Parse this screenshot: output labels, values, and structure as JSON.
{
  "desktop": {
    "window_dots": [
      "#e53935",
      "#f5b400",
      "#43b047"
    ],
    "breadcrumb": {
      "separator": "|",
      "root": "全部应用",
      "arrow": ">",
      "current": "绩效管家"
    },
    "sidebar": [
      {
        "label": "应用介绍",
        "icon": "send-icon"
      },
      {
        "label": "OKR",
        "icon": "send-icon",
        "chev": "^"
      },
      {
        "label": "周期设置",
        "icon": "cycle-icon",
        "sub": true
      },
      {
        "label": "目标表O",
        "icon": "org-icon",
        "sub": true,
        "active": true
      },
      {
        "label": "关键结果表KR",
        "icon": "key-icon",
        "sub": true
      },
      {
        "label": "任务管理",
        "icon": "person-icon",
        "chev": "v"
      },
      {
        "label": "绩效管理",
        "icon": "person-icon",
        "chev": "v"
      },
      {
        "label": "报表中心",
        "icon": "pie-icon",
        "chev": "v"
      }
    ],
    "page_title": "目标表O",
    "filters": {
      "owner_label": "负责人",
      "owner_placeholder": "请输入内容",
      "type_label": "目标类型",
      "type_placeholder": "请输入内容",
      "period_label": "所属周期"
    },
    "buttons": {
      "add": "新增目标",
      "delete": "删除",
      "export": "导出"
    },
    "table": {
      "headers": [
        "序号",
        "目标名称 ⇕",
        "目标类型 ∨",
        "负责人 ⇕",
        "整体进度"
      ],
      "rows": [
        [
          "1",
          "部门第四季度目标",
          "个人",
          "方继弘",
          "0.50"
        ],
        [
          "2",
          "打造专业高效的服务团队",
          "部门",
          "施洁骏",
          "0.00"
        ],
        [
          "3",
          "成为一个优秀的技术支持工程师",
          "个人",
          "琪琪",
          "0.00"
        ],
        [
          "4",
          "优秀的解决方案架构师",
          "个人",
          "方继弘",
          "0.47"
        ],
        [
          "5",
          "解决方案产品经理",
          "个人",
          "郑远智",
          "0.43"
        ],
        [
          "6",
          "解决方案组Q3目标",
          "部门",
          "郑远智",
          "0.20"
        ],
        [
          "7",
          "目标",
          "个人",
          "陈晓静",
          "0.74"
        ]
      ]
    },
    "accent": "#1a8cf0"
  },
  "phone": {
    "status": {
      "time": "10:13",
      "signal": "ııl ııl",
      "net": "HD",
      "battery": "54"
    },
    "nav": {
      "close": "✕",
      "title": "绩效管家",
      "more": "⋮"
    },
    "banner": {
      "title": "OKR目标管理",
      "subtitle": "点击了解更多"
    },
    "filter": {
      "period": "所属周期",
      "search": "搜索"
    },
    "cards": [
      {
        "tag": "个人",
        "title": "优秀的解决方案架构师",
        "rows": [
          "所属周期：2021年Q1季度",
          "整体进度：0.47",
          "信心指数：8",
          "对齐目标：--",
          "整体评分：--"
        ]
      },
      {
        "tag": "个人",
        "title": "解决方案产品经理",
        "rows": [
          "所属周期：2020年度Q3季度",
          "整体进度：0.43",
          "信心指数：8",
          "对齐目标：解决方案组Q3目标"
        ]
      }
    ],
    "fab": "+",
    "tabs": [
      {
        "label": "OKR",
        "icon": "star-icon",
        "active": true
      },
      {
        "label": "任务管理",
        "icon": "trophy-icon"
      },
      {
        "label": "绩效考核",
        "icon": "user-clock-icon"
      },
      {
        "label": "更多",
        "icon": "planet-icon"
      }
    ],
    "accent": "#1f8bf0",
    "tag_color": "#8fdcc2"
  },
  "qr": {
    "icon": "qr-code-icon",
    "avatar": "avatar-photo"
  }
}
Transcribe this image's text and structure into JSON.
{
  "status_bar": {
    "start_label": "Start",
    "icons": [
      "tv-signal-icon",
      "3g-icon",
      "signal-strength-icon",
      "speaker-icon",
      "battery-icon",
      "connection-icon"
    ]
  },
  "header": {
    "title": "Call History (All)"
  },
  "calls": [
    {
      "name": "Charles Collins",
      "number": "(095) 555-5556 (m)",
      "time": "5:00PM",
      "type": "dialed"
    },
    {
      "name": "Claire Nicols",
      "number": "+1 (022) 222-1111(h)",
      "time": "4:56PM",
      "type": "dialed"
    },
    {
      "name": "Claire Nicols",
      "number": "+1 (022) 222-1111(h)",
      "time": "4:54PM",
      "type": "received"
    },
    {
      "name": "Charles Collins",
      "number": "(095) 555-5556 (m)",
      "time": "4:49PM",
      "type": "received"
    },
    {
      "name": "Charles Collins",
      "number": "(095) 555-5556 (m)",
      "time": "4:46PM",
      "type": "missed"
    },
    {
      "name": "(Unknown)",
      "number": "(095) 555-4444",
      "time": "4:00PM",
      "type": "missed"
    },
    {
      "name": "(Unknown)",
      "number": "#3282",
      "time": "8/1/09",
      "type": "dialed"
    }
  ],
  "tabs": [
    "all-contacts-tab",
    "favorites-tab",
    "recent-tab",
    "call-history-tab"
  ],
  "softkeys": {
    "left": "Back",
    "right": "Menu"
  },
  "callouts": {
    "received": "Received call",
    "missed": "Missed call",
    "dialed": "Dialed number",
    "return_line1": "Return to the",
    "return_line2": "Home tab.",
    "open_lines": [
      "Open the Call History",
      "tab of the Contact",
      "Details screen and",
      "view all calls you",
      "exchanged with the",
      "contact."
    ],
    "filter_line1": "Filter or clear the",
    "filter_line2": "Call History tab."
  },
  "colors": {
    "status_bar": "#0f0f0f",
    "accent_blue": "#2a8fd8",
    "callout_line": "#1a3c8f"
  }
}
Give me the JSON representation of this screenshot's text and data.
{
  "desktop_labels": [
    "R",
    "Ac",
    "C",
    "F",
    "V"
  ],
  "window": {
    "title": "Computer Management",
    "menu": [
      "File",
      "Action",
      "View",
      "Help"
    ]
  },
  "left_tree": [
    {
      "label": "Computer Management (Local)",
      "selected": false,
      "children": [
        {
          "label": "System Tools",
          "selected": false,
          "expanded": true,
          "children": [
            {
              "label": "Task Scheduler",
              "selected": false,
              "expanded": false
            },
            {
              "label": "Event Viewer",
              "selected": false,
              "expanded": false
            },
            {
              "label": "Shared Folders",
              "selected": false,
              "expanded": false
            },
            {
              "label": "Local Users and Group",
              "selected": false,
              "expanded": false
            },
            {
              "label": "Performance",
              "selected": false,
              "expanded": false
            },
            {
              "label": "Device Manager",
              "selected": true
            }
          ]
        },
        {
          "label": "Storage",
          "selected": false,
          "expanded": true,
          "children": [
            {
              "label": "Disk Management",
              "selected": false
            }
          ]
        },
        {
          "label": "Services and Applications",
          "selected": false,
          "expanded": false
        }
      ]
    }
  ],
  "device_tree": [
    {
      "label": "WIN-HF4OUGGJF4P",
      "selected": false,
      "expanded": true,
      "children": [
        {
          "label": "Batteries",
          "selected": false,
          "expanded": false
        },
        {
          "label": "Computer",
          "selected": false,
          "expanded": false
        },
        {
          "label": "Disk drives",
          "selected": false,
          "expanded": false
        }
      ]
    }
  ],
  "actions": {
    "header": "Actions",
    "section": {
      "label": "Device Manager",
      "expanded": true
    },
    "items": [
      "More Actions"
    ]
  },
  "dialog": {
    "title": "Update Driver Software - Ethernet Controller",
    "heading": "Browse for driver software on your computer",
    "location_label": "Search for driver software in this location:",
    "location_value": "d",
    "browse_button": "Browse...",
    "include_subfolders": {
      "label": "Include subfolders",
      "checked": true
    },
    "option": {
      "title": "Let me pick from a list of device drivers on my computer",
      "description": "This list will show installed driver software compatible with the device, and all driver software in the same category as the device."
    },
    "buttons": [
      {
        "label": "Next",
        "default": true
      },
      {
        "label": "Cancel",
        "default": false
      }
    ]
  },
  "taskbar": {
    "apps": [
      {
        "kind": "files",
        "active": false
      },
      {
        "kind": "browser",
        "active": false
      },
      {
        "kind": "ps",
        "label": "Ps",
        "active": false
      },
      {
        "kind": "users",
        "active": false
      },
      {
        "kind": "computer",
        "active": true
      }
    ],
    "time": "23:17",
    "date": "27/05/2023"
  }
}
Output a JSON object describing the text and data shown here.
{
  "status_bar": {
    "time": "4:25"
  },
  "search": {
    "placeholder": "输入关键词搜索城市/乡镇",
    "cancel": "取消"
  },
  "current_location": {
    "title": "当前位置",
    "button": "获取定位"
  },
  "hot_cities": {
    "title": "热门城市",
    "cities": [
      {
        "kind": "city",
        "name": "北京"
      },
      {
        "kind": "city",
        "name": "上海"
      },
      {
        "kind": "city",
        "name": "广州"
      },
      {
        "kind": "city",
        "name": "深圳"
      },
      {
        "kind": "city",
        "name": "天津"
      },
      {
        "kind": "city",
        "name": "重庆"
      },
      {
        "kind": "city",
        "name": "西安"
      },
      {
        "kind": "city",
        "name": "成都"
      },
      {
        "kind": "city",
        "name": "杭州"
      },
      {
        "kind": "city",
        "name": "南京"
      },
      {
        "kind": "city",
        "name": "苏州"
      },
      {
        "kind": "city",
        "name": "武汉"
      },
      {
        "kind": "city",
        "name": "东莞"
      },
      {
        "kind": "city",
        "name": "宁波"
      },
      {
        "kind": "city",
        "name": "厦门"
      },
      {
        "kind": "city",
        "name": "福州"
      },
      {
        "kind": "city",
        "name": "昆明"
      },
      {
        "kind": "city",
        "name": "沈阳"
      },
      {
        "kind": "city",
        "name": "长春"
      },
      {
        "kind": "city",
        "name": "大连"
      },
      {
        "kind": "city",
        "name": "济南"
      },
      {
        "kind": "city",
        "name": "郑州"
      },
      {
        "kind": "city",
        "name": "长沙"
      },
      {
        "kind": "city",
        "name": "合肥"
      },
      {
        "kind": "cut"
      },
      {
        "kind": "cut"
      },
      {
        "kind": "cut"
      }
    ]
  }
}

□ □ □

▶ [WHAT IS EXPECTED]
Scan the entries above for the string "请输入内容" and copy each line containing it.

▶ [TASK ANSWER]
      "owner_placeholder": "请输入内容",
      "type_placeholder": "请输入内容",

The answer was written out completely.